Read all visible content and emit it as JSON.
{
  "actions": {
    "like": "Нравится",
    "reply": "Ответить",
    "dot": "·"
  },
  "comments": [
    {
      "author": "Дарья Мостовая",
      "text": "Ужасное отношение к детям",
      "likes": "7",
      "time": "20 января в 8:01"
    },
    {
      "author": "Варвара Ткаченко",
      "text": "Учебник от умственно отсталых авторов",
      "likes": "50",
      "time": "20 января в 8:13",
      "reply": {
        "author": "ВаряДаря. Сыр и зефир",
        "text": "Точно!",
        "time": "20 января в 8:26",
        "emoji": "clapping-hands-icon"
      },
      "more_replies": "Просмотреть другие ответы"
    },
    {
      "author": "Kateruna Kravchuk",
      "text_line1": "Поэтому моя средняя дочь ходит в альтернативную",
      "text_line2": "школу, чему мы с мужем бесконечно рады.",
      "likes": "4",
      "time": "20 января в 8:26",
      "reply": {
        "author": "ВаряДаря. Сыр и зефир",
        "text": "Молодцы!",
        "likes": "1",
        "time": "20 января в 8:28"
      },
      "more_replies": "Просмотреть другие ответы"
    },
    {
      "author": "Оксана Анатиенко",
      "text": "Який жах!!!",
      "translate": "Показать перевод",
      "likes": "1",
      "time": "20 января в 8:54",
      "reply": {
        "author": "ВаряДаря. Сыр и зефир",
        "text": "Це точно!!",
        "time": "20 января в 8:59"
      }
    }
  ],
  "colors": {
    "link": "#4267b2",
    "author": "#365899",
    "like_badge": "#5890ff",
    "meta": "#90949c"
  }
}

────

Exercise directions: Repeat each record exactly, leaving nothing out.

Final answer:
Read all visible content and emit it as JSON.
{
  "actions": {
    "like": "Нравится",
    "reply": "Ответить",
    "dot": "·"
  },
  "comments": [
    {
      "author": "Дарья Мостовая",
      "text": "Ужасное отношение к детям",
      "likes": "7",
      "time": "20 января в 8:01"
    },
    {
      "author": "Варвара Ткаченко",
      "text": "Учебник от умственно отсталых авторов",
      "likes": "50",
      "time": "20 января в 8:13",
      "reply": {
        "author": "ВаряДаря. Сыр и зефир",
        "text": "Точно!",
        "time": "20 января в 8:26",
        "emoji": "clapping-hands-icon"
      },
      "more_replies": "Просмотреть другие ответы"
    },
    {
      "author": "Kateruna Kravchuk",
      "text_line1": "Поэтому моя средняя дочь ходит в альтернативную",
      "text_line2": "школу, чему мы с мужем бесконечно рады.",
      "likes": "4",
      "time": "20 января в 8:26",
      "reply": {
        "author": "ВаряДаря. Сыр и зефир",
        "text": "Молодцы!",
        "likes": "1",
        "time": "20 января в 8:28"
      },
      "more_replies": "Просмотреть другие ответы"
    },
    {
      "author": "Оксана Анатиенко",
      "text": "Який жах!!!",
      "translate": "Показать перевод",
      "likes": "1",
      "time": "20 января в 8:54",
      "reply": {
        "author": "ВаряДаря. Сыр и зефир",
        "text": "Це точно!!",
        "time": "20 января в 8:59"
      }
    }
  ],
  "colors": {
    "link": "#4267b2",
    "author": "#365899",
    "like_badge": "#5890ff",
    "meta": "#90949c"
  }
}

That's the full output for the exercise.